In addition to life-style changes, many physicians will prescribe acetaminophen, non-steroidal anti-inflammatory drugs and other pain medications to reduce stiffness and pain symptoms that often hinder movement and reduce activity level. Many patients also derive benefit from cortisone injections or injections of hyaluronate given directly into affected joints by rheumatologists or orthopedic surgeons.

Practicing an integrative approach

At the Scripps Center for Integrative Medicine (SCIM), some patients are finding relief with complementary treatments. Robert Bonakdar, MD, FAAFP, director of integrative pain management at SCIM and a member of the Arthritis Foundation Medical Advisory Committee, incorporates complementary options such as acupuncture, herbal medicine and stress reduction techniques in order to provide optimized, integrative care for chronic conditions, such as osteoarthritis. Often Drs. Kumar and Bonakdar will collaborate with patients to develop a comprehensive treatment plan that encompasses lifestyle management, complementary treatments and dietary supplements.

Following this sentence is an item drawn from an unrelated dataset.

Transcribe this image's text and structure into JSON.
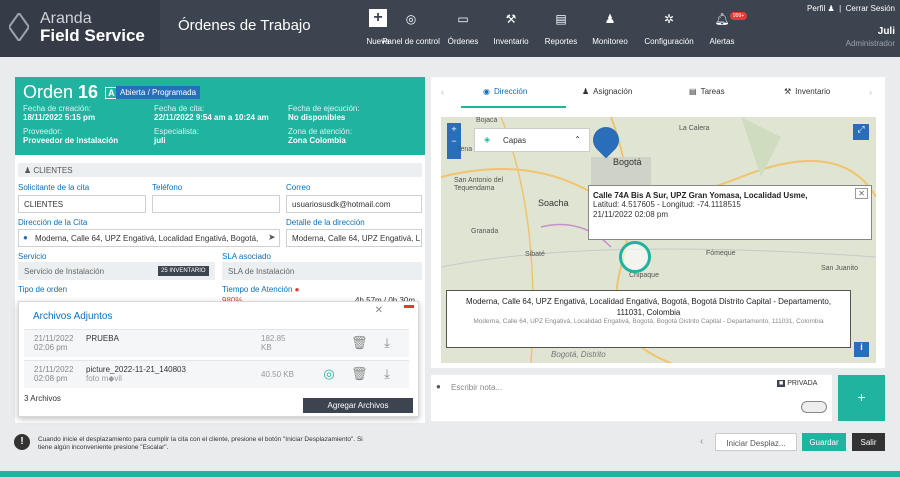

“Supplements can play a huge role in a person’s ability to combat disease – especially if there is a deficiency. We think that all supplements are equal, but they’re not. The thousands of brands that supposedly aid arthritis prove this is not true. There is no one magic pill,” said Dr. Bonakdar. “With our patients, we try to identify their deficiencies and prescribe various supplements that will meet their individual needs, whether it’s a Vitamin D, a magnesium deficiency or a well-researched brand.”

Exploring surgical options

If early treatments and therapies do not stop the pain or if they lose their effectiveness, surgery may be a viable consideration for those with advanced osteoarthritis. However, the recommendation to treat surgically depends on age, activity level, condition of impacted joints and the progression of osteoarthritis.

Joint replacement and arthroscopy are two of the most common surgical treatments provided to those patients suffering from the disease. While arthroscopy is minimally invasive, replacement is usually done as a last resort when physical therapy and other surgeries have failed.

Searching for a cure

Although there is no one cure for patients suffering from osteoarthritis, with hundreds of clinical trials taking place across the country, scientists at the Shiley Center for Orthopaedic Research and Education (SCORE) at Scripps Clinic believe they are steps closer to finding a cure for future generations of sufferers.

A multidisciplinary team of experts at SCORE are finding promise in the use of stem cells in the treatment of osteoarthritis. They are using laboratory experiments and animal models to determine whether adult stem cells and embryonic stem cells can be coaxed into cartilage-generating cells and successfully transplanted. The research is a part of a $3.1 million grant from the California Institute of Regenerative Medicine.

“We’d like to develop stem cell therapies with the potential to repair focal cartilage lesions and arthritic cartilage. In the laboratory, we have already succeeded in repairing defects in articular cartilage,” said Darryl D’Lima, MD, PhD, SCORE’s laboratory director. “Our ultimate goal is to use these stem cells to repair joint wear-and-tear and stop the progression of the disease. It looks very hopeful.”

Their research is a few years from clinical trials, but Dr. D’Lima and colleagues believe their work could one day be used to alleviate pain, disability and cost associated with the disease.